>>

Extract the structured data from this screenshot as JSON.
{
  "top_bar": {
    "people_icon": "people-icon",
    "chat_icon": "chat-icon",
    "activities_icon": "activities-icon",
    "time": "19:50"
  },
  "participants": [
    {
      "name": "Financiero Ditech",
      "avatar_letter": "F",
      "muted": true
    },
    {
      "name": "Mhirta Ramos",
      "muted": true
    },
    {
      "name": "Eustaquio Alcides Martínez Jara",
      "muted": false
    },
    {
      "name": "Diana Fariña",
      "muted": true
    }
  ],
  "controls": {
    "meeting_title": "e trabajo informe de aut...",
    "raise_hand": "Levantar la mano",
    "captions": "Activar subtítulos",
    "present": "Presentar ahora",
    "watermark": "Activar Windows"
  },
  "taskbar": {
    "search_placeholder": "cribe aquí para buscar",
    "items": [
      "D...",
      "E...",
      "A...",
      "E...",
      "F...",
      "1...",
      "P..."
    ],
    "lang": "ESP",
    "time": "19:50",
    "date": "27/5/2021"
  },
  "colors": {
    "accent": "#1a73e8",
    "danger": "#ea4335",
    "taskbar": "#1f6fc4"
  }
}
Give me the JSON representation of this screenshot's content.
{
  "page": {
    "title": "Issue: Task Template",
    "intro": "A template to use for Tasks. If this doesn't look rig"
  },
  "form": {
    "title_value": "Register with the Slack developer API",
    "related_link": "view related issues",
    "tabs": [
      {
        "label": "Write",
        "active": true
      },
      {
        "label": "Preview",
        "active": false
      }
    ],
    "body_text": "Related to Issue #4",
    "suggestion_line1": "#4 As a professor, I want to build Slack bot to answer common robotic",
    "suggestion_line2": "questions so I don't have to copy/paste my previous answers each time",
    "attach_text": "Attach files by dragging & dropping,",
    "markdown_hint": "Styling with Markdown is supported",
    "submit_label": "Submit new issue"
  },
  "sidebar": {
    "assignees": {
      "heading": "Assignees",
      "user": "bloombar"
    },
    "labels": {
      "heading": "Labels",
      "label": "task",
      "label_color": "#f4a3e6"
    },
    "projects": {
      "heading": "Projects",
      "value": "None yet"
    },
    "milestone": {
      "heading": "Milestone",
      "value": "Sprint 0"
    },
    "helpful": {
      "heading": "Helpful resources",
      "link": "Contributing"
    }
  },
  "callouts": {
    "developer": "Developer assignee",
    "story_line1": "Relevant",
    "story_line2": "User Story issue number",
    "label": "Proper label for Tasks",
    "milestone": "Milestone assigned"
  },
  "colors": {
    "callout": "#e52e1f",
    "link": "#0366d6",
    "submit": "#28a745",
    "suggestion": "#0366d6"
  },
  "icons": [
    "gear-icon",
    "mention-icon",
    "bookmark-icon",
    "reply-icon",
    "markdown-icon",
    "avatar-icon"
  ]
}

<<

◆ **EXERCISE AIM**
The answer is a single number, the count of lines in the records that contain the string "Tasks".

◆ **SOLUTION TO THE EXERCISE**
2